We led by only one at halftime after a 7-0 run to end the second quarter. The score was tied 33-33 in the fourth quarter before senior Lincoln Eerdmans made a key 3-pointer to spark our victory.

As we went through the handshake line, several Fowler players said, “Good luck in the Finals.”

Our defense played extremely well in the Regional Final and state Quarterfinal to secure our team another trip to the Breslin.

St. Ignace was our opponent in the Semifinal, and we had to face a senior guard who could do it all – Jonny Ingalls. He lived up to the hype. He was good, and we didn’t have any answer for him in the first half. We trailed by one, only to fall behind by seven late in the third quarter.

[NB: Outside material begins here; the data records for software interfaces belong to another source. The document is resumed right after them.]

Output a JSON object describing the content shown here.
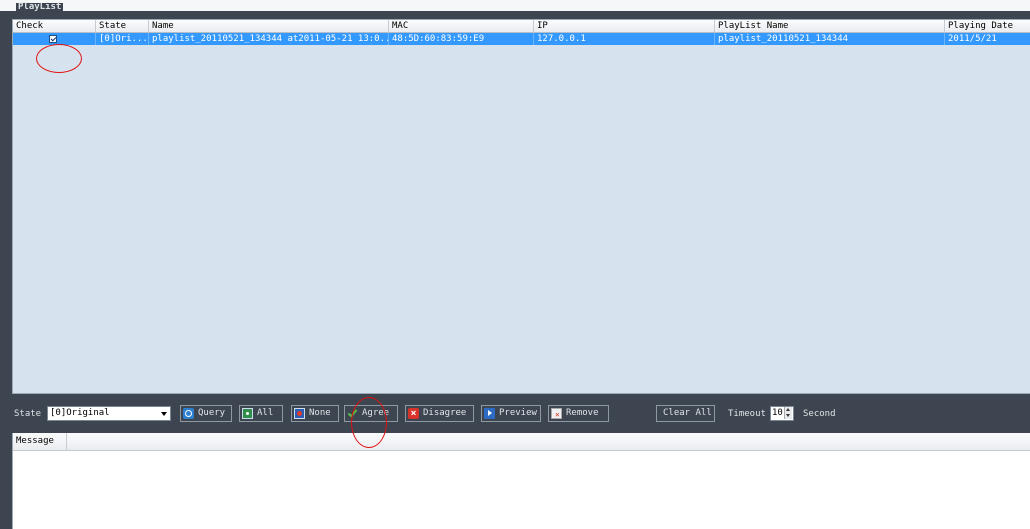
{
  "playlist": {
    "title": "PlayList",
    "columns": [
      "Check",
      "State",
      "Name",
      "MAC",
      "IP",
      "PlayList Name",
      "Playing Date"
    ],
    "rows": [
      {
        "checked": true,
        "state": "[0]Ori...",
        "name": "playlist_20110521_134344 at2011-05-21 13:0...",
        "mac": "48:5D:60:83:59:E9",
        "ip": "127.0.0.1",
        "playlist_name": "playlist_20110521_134344",
        "playing_date": "2011/5/21"
      }
    ]
  },
  "toolbar": {
    "state_label": "State",
    "state_value": "[0]Original",
    "query": "Query",
    "all": "All",
    "none": "None",
    "agree": "Agree",
    "disagree": "Disagree",
    "preview": "Preview",
    "remove": "Remove",
    "clear_all": "Clear All",
    "timeout_label": "Timeout",
    "timeout_value": "10",
    "second_label": "Second"
  },
  "message_panel": {
    "column": "Message"
  },
  "colors": {
    "selection": "#3399ff",
    "grid_background": "#d6e3ee",
    "frame": "#3d4650",
    "annotation": "#e01010"
  }
}
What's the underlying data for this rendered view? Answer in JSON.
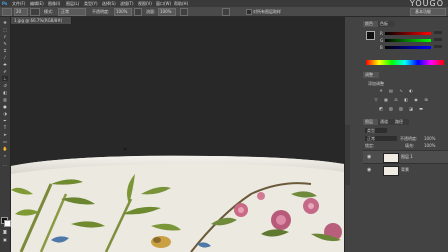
{
  "watermark": "YOUGO",
  "menu": [
    "文件(F)",
    "编辑(E)",
    "图像(I)",
    "图层(L)",
    "类型(Y)",
    "选择(S)",
    "滤镜(T)",
    "视图(V)",
    "窗口(W)",
    "帮助(H)"
  ],
  "options_bar": {
    "brush_size": "20",
    "mode_label": "模式:",
    "mode_value": "正常",
    "opacity_label": "不透明度:",
    "opacity_value": "100%",
    "flow_label": "流量:",
    "flow_value": "100%",
    "sample_all_layers": "对所有图层取样",
    "workspace": "基本功能"
  },
  "document_tab": "1.jpg @ 66.7%(RGB/8#)",
  "panels": {
    "color_tab": "颜色",
    "swatches_tab": "色板",
    "adjustments_tab": "调整",
    "adjustments_hint": "添加调整",
    "layers_tab": "图层",
    "channels_tab": "通道",
    "paths_tab": "路径",
    "kind_filter": "类型",
    "blend_mode": "正常",
    "opacity_label": "不透明度:",
    "opacity_value": "100%",
    "lock_label": "锁定:",
    "fill_label": "填充:",
    "fill_value": "100%"
  },
  "layers": [
    {
      "name": "图层 1",
      "visible": true
    },
    {
      "name": "背景",
      "visible": true
    }
  ],
  "colors": {
    "foreground": "#111111",
    "background": "#ffffff",
    "ui_dark": "#282828",
    "panel": "#434343"
  }
}
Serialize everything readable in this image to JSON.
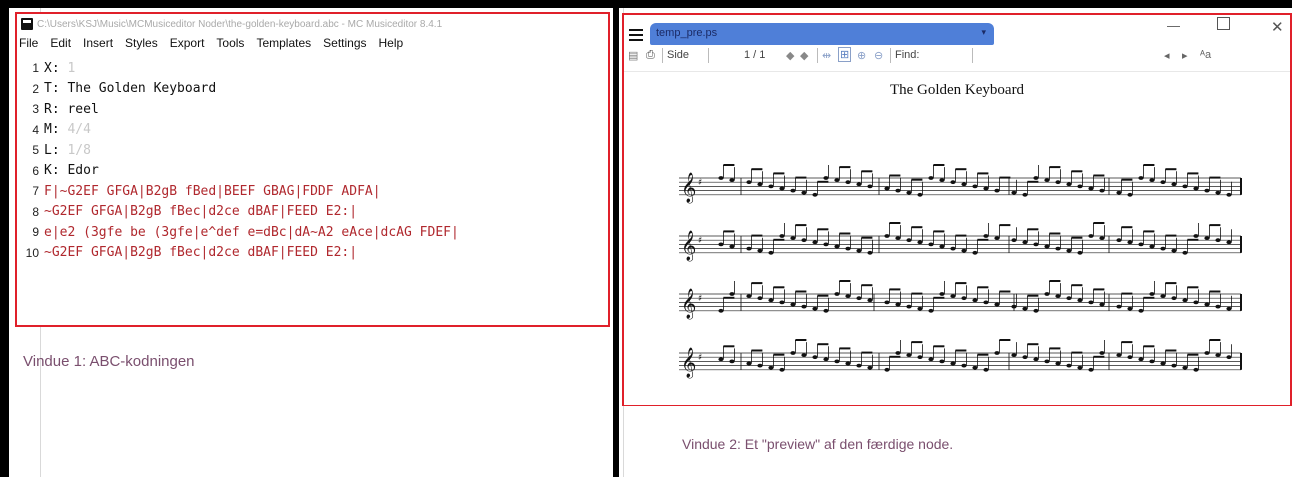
{
  "editor": {
    "title": "C:\\Users\\KSJ\\Music\\MCMusiceditor Noder\\the-golden-keyboard.abc - MC Musiceditor 8.4.1",
    "menu": [
      "File",
      "Edit",
      "Insert",
      "Styles",
      "Export",
      "Tools",
      "Templates",
      "Settings",
      "Help"
    ],
    "lines": [
      {
        "num": "1",
        "key": "X:",
        "val": "1",
        "valStyle": "faint"
      },
      {
        "num": "2",
        "key": "T:",
        "val": "The Golden Keyboard",
        "valStyle": "black"
      },
      {
        "num": "3",
        "key": "R:",
        "val": "reel",
        "valStyle": "black"
      },
      {
        "num": "4",
        "key": "M:",
        "val": "4/4",
        "valStyle": "faint"
      },
      {
        "num": "5",
        "key": "L:",
        "val": "1/8",
        "valStyle": "faint"
      },
      {
        "num": "6",
        "key": "K:",
        "val": "Edor",
        "valStyle": "black"
      },
      {
        "num": "7",
        "key": "",
        "val": "F|~G2EF GFGA|B2gB fBed|BEEF GBAG|FDDF ADFA|",
        "valStyle": "red"
      },
      {
        "num": "8",
        "key": "",
        "val": "~G2EF GFGA|B2gB fBec|d2ce dBAF|FEED E2:|",
        "valStyle": "red"
      },
      {
        "num": "9",
        "key": "",
        "val": "e|e2 (3gfe be (3gfe|e^def e=dBc|dA~A2 eAce|dcAG FDEF|",
        "valStyle": "red"
      },
      {
        "num": "10",
        "key": "",
        "val": "~G2EF GFGA|B2gB fBec|d2ce dBAF|FEED E2:|",
        "valStyle": "red"
      }
    ]
  },
  "left_caption": "Vindue 1: ABC-kodningen",
  "preview": {
    "tab_label": "temp_pre.ps",
    "toolbar": {
      "side_label": "Side",
      "page_indicator": "1 / 1",
      "find_label": "Find:"
    },
    "tune_title": "The Golden Keyboard"
  },
  "right_caption": "Vindue 2: Et \"preview\" af den færdige node."
}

Was this the end? Were we going to fall one game short of our goal?

Holzwarth and the coaching staff greet Keaton Blanker (4) as he comes off the floor. We were down by five points in the fourth quarter, but junior guard Keaton Blanker, and others, rose to the occasion. We rallied to win a tight one, and now we were one win away from a Division 4 title.

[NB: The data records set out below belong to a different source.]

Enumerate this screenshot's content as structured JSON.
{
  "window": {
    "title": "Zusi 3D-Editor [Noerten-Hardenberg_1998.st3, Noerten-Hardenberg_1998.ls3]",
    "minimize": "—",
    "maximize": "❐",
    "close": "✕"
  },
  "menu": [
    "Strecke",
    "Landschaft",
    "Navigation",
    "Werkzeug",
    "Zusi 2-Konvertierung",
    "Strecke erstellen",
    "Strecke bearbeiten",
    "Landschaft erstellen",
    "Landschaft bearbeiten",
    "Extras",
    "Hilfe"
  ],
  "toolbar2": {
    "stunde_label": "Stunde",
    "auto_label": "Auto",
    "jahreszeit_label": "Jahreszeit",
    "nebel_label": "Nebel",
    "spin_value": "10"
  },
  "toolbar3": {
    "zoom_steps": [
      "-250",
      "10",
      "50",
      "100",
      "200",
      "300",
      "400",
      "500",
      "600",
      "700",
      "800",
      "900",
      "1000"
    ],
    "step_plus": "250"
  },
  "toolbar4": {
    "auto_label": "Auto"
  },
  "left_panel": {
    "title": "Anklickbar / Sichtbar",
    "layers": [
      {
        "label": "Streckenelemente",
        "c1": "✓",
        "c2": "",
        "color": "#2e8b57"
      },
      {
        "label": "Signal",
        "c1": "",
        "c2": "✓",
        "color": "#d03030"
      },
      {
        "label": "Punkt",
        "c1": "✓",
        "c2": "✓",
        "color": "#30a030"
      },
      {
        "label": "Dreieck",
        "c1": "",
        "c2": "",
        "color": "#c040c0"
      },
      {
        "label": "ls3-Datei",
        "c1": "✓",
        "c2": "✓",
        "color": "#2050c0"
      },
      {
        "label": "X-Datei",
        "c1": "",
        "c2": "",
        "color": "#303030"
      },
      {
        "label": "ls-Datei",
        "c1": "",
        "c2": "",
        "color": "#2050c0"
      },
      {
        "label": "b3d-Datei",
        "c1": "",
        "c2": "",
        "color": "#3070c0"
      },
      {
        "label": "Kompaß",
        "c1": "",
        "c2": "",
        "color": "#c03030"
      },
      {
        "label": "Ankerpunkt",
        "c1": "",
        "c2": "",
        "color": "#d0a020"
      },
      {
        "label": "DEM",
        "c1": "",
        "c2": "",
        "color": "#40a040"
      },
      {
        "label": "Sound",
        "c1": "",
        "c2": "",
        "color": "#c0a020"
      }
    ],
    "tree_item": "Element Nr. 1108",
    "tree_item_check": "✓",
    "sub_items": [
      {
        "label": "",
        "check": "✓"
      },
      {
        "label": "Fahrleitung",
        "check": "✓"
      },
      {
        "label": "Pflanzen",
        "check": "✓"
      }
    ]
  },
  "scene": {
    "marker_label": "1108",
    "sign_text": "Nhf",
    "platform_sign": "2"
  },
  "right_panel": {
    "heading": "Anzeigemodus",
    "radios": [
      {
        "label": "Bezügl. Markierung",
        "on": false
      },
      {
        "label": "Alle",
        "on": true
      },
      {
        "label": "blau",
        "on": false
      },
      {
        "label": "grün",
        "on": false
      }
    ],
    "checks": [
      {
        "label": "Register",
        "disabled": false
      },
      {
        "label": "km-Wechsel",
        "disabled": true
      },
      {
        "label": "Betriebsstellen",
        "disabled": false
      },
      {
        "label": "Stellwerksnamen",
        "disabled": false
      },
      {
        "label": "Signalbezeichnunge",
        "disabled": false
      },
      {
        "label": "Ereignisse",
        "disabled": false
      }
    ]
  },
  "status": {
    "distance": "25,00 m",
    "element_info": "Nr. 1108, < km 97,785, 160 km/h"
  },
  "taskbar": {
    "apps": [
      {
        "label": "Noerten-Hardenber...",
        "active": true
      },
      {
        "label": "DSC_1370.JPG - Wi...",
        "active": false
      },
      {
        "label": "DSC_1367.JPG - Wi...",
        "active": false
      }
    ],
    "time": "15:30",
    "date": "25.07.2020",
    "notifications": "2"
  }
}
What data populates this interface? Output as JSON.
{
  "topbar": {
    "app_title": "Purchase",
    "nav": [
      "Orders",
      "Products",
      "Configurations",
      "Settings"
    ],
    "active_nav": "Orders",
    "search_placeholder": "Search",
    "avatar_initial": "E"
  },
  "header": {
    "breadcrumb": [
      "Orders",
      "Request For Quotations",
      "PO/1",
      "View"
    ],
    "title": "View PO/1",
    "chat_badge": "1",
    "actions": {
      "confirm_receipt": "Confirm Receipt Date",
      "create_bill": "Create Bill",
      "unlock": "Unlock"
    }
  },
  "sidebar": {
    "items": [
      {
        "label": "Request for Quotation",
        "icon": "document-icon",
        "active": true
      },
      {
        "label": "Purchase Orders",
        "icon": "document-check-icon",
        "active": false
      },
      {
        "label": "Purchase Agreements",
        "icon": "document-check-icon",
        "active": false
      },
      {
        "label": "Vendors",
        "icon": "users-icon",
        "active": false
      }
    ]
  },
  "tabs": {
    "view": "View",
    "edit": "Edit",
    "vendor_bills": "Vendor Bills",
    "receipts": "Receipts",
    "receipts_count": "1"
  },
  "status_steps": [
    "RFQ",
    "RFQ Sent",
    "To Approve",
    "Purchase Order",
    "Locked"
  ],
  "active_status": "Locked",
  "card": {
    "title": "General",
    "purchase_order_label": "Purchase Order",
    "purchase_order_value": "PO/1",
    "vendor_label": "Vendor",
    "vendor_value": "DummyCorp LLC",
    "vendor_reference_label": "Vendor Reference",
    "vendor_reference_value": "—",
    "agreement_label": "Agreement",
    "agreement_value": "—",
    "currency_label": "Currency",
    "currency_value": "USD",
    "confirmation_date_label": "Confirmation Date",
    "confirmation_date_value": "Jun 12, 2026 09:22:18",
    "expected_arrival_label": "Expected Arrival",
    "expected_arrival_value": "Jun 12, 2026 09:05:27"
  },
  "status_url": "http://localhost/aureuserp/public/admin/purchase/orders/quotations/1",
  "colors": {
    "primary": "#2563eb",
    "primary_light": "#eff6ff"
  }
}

The night before the championship game, we stayed at a hotel in East Lansing as we had the first game of the day at 10 a.m. We had a team dinner, and the players seemed relaxed and eager to close out the season the way they had intended.

There was one thing that worried me. We were playing Mount Pleasant Sacred Heart. A team we had played in the second game of the season and defeated by 30 points.

Would we be overconfident? I had no idea. They were a different team now, but so were we. Anything could happen.

Keeler gave a spirited and emotional pregame speech. In last year’s loss to Munising, he felt like the team played not to lose, and this season his big thing was “I want to win.” He said it to every starter that Saturday morning during the final moments in the locker room before tipoff, asking all five individually to say it back – which they did, the first one quietly but followed by teammates replying louder and louder as everyone got fired up and “I want to win” rang through the locker room. I think it inspired all of us.

After a competitive first quarter, we started to find our rhythm and expanded the lead. We were ahead by double-digits at the half, and a state title was within our grasp. Senior Wesley Kaman buried a 3-pointer in the final seconds of the third quarter to give us a 20-point cushion. It was at that point I knew we were going to win.

All five starters reached double-figure scoring, led by Jordan VanKlompenberg with 19 points and Owen Rosendall with 14. That balance was intentional and a successful sign for our team all season.

The exhilaration of winning was intoxicating. I loved watching the boys celebrate something they had worked so hard to accomplish. I will never forget their faces. I looked to my right from my seat on the bench and watched them running onto the court, just wearing their joy. They were just elated.

I was so happy for Keeler, a devout Christian who is respected by so many people in high school basketball circles. I learned so much from him this season. The way he approaches each game, his competitiveness. He instills his strong faith in his players and understands that the game of basketball is a bridge to a higher purpose.

Keeler is the fourth-winningest coach in state boys basketball history with a record of 694-216, and will be the winningest active coach next winter as all-time leader Roy Johnston retired from Beaverton at the end of this season.

The tournament run was one of the best coaching experiences I have had, and I feel blessed to have had the opportunity to be a part of a state championship season.

Dean HolzwarthDean Holzwarth has covered primarily high school sports for Grand Rapids-based WOOD-TV for five years after serving at the Grand Rapids Press and MLive for 16 years along with shorter stints at the Ionia Sentinel and WZZM. Contact him at [email protected] with story ideas for Allegan, Kent and Ottawa counties. 

PHOTOS (Top) The Wyoming Tri-unity Christian bench, including the author (far right) and head coach Mark Keeler (middle), celebrate a 3-pointer late in the Defenders’ Division 4 championship win over Mount Pleasant Sacred Heart. (Middle) Tri-unity’s assistant coaches, including Holzwarth (second from right), monitor the action. (Below) Holzwarth and the coaching staff greet Keaton Blanker (4) as he comes off the floor. (Photos by Hockey Weekly Action Photos.)